New York: Many City Agencies Devote Skeleton Staff to Making Records Transparent

Transparency has been a touchy topic for Mayor de Blasio. A champion of open government while serving as public advocate, he has been less willing to let the sunlight into City Hall as mayor. While de Blasio in 2014 launched a “FOIL Tracker” to gauge city compliance with the state’s freedom of information law, and later created the Open Records mechanism for submitting and following FOIL requests, he has also been unusually stingy with police records under the 50-a clause, and recently lost a bid to keep secret the communications between mayoral staff and the outside consultants he deemed “agents of the city.”
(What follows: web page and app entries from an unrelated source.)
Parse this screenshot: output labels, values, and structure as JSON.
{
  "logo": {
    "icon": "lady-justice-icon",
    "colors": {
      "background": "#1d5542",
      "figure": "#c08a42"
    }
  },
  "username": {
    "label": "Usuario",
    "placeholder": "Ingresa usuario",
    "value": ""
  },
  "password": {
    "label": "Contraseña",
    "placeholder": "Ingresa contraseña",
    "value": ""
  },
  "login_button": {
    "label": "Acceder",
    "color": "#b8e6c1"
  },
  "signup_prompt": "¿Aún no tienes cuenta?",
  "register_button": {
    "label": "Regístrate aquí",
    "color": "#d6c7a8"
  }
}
It is true that a lot of government information is now online via OpenData NYC and individual agency websites; in other words, you don’t need to request that stuff via FOIL anymore. But in a city with an $89 billion budget — and 13 agencies that each spend more than a billion dollars a year—there’s a lot to keep tabs on that is not automatically placed online.
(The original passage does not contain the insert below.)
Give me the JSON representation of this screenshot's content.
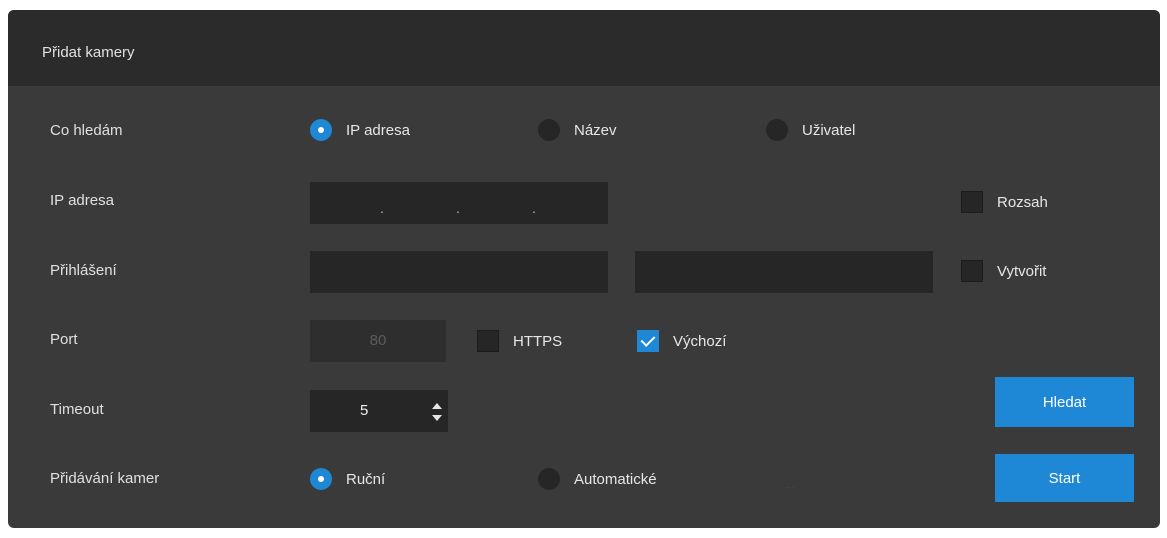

Yet in many agencies with headcounts into the tens of thousands, only a handful of people are dedicated to the task of complying with Freedom of Information Law requests. As the size of government increases and the city’s population swells, that leaves barely a skeleton crew in charge of moderating the flow of information from one to the other. Read more…